State the number of lines in the material below that hold "value", and add nothing to it.
Material provided Block Start
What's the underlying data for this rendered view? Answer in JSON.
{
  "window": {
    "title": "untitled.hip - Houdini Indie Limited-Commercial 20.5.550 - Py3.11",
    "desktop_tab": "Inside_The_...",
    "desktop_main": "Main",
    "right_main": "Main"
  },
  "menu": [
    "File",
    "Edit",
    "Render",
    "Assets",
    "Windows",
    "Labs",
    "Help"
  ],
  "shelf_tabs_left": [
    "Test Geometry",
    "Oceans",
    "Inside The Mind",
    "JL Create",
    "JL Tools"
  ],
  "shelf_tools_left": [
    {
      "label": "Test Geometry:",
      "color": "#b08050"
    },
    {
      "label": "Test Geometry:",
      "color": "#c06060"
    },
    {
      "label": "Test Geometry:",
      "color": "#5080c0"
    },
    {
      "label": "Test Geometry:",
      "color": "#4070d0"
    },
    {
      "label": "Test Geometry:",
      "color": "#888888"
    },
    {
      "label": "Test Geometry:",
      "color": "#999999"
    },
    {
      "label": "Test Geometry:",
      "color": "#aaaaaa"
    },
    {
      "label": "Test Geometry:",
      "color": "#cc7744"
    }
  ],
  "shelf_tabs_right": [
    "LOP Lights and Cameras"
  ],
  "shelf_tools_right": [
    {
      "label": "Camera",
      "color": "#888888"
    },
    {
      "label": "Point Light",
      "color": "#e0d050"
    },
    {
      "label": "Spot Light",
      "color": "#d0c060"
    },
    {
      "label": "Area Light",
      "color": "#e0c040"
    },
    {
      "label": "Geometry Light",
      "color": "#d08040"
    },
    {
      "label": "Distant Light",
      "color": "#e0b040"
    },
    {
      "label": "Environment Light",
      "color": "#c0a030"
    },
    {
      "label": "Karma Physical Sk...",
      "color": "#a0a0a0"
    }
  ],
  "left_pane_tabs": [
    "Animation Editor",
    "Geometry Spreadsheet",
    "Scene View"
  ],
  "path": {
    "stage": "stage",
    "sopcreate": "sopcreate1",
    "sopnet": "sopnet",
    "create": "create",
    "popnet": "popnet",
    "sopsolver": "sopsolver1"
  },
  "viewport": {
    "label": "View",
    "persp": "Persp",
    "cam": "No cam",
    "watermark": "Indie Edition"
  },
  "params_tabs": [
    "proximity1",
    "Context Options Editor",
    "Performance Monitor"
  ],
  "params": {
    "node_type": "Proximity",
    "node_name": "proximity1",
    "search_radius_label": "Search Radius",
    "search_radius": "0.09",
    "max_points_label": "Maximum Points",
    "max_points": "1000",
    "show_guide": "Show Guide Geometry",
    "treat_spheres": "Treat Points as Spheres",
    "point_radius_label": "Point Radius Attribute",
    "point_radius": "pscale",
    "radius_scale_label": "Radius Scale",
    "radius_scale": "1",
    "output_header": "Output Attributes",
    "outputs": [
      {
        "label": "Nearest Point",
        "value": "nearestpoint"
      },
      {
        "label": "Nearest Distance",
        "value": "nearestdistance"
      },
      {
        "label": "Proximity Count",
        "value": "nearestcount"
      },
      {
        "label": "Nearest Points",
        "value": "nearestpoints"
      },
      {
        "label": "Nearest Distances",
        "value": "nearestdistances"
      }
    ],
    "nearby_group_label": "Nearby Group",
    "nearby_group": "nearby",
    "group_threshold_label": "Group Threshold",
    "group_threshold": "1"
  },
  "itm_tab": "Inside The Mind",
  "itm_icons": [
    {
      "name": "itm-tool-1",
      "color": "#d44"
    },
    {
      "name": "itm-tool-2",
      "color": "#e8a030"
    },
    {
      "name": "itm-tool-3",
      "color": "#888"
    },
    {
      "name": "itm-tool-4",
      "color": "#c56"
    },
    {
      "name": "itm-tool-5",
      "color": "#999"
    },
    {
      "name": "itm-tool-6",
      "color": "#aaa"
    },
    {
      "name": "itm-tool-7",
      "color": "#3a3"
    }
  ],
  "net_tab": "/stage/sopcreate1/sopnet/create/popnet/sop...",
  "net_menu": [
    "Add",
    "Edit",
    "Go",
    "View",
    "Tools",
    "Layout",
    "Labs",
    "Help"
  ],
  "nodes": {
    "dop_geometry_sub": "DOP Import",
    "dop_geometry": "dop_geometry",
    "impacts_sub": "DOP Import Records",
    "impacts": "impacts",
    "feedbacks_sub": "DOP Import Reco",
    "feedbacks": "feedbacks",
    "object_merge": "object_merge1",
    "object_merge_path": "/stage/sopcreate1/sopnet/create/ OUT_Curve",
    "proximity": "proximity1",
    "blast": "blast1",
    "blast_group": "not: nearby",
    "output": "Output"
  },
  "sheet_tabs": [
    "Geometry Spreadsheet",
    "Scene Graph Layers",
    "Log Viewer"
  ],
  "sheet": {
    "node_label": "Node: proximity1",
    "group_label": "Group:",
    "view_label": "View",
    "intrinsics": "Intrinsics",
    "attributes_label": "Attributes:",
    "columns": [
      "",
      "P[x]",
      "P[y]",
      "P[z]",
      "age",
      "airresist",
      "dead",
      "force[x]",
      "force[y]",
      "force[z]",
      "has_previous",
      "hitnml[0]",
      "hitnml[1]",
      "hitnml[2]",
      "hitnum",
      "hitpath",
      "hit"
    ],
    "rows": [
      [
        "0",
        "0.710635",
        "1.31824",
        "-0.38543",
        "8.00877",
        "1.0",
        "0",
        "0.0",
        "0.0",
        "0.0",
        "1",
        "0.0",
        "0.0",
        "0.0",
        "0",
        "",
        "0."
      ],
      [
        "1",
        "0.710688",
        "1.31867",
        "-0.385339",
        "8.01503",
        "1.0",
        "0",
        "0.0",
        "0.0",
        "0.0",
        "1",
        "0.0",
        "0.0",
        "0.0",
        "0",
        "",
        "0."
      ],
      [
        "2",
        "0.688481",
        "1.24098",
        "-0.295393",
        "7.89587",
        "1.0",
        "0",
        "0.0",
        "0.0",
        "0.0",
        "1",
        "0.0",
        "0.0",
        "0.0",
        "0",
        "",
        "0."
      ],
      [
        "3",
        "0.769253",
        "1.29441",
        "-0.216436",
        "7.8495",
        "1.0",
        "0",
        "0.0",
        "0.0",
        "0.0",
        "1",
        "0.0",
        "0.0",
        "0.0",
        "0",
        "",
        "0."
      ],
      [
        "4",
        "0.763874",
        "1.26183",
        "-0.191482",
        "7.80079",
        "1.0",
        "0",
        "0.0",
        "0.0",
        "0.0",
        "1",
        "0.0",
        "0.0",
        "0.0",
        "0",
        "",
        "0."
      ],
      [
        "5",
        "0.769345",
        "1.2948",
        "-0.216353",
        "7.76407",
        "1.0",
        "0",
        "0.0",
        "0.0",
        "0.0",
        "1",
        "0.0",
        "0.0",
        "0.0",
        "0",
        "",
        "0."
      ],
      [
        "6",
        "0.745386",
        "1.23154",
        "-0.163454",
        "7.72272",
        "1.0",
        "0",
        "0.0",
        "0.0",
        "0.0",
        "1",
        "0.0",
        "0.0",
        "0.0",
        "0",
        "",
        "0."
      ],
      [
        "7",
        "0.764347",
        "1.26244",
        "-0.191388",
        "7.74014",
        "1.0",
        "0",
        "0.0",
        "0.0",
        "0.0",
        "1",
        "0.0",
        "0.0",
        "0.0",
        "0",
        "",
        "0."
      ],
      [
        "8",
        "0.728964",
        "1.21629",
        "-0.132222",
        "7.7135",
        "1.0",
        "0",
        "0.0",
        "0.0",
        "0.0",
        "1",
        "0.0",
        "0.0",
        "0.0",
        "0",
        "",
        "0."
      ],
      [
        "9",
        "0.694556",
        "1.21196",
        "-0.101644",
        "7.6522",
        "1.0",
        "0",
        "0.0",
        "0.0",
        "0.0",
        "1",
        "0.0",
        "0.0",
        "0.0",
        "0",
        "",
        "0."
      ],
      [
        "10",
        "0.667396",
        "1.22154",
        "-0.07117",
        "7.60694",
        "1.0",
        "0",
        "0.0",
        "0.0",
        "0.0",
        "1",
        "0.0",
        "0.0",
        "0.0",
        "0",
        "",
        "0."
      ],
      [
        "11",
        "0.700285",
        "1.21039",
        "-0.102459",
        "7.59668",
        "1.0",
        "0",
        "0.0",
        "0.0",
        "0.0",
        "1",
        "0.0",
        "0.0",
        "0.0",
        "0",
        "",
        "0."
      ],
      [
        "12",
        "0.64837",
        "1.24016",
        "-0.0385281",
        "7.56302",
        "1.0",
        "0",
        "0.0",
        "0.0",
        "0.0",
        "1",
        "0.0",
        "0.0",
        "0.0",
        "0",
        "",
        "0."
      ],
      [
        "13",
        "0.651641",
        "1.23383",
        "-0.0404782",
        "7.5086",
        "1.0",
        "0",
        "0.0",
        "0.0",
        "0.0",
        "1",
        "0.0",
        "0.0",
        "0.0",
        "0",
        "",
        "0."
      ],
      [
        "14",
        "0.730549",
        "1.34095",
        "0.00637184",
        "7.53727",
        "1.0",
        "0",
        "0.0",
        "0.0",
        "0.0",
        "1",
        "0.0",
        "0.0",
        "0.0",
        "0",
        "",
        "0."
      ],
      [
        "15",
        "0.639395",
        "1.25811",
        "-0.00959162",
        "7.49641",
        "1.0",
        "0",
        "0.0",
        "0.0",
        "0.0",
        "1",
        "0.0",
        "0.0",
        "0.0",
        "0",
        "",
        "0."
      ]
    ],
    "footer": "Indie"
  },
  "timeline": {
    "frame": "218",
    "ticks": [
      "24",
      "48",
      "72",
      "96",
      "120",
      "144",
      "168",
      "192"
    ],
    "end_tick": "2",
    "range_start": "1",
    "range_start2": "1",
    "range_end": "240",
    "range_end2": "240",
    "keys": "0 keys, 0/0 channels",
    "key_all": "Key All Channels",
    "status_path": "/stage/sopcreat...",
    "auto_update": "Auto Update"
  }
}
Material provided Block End
▶ Exercise response
5